*Task objective:* Give back all of the data, word for word.

*Data records:*
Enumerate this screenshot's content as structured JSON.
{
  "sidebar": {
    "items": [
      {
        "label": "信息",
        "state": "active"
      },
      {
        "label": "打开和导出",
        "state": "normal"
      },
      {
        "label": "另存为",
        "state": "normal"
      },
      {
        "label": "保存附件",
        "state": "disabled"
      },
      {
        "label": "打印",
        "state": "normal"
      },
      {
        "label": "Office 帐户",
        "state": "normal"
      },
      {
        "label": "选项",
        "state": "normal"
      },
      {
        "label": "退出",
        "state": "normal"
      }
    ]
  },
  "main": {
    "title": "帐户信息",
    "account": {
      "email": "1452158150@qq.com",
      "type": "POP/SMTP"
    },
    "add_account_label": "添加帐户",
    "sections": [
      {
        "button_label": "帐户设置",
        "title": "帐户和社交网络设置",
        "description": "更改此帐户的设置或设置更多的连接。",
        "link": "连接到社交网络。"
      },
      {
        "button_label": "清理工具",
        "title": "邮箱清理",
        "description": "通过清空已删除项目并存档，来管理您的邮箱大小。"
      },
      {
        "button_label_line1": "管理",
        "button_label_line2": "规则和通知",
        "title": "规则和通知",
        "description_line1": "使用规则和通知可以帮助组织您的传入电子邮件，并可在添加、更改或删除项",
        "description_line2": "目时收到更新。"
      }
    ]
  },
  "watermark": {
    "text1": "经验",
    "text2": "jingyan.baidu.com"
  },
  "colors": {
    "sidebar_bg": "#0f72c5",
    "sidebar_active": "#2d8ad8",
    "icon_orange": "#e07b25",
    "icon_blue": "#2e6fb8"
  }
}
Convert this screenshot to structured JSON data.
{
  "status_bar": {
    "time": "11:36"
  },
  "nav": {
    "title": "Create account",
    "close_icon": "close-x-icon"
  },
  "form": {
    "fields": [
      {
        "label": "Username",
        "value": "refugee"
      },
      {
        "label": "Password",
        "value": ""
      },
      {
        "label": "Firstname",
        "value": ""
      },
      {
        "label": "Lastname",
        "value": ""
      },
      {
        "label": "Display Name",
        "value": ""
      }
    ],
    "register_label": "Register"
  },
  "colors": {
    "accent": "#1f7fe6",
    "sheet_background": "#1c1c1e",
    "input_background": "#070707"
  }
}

*Task response:*
Enumerate this screenshot's content as structured JSON.
{
  "sidebar": {
    "items": [
      {
        "label": "信息",
        "state": "active"
      },
      {
        "label": "打开和导出",
        "state": "normal"
      },
      {
        "label": "另存为",
        "state": "normal"
      },
      {
        "label": "保存附件",
        "state": "disabled"
      },
      {
        "label": "打印",
        "state": "normal"
      },
      {
        "label": "Office 帐户",
        "state": "normal"
      },
      {
        "label": "选项",
        "state": "normal"
      },
      {
        "label": "退出",
        "state": "normal"
      }
    ]
  },
  "main": {
    "title": "帐户信息",
    "account": {
      "email": "1452158150@qq.com",
      "type": "POP/SMTP"
    },
    "add_account_label": "添加帐户",
    "sections": [
      {
        "button_label": "帐户设置",
        "title": "帐户和社交网络设置",
        "description": "更改此帐户的设置或设置更多的连接。",
        "link": "连接到社交网络。"
      },
      {
        "button_label": "清理工具",
        "title": "邮箱清理",
        "description": "通过清空已删除项目并存档，来管理您的邮箱大小。"
      },
      {
        "button_label_line1": "管理",
        "button_label_line2": "规则和通知",
        "title": "规则和通知",
        "description_line1": "使用规则和通知可以帮助组织您的传入电子邮件，并可在添加、更改或删除项",
        "description_line2": "目时收到更新。"
      }
    ]
  },
  "watermark": {
    "text1": "经验",
    "text2": "jingyan.baidu.com"
  },
  "colors": {
    "sidebar_bg": "#0f72c5",
    "sidebar_active": "#2d8ad8",
    "icon_orange": "#e07b25",
    "icon_blue": "#2e6fb8"
  }
}
Convert this screenshot to structured JSON data.
{
  "status_bar": {
    "time": "11:36"
  },
  "nav": {
    "title": "Create account",
    "close_icon": "close-x-icon"
  },
  "form": {
    "fields": [
      {
        "label": "Username",
        "value": "refugee"
      },
      {
        "label": "Password",
        "value": ""
      },
      {
        "label": "Firstname",
        "value": ""
      },
      {
        "label": "Lastname",
        "value": ""
      },
      {
        "label": "Display Name",
        "value": ""
      }
    ],
    "register_label": "Register"
  },
  "colors": {
    "accent": "#1f7fe6",
    "sheet_background": "#1c1c1e",
    "input_background": "#070707"
  }
}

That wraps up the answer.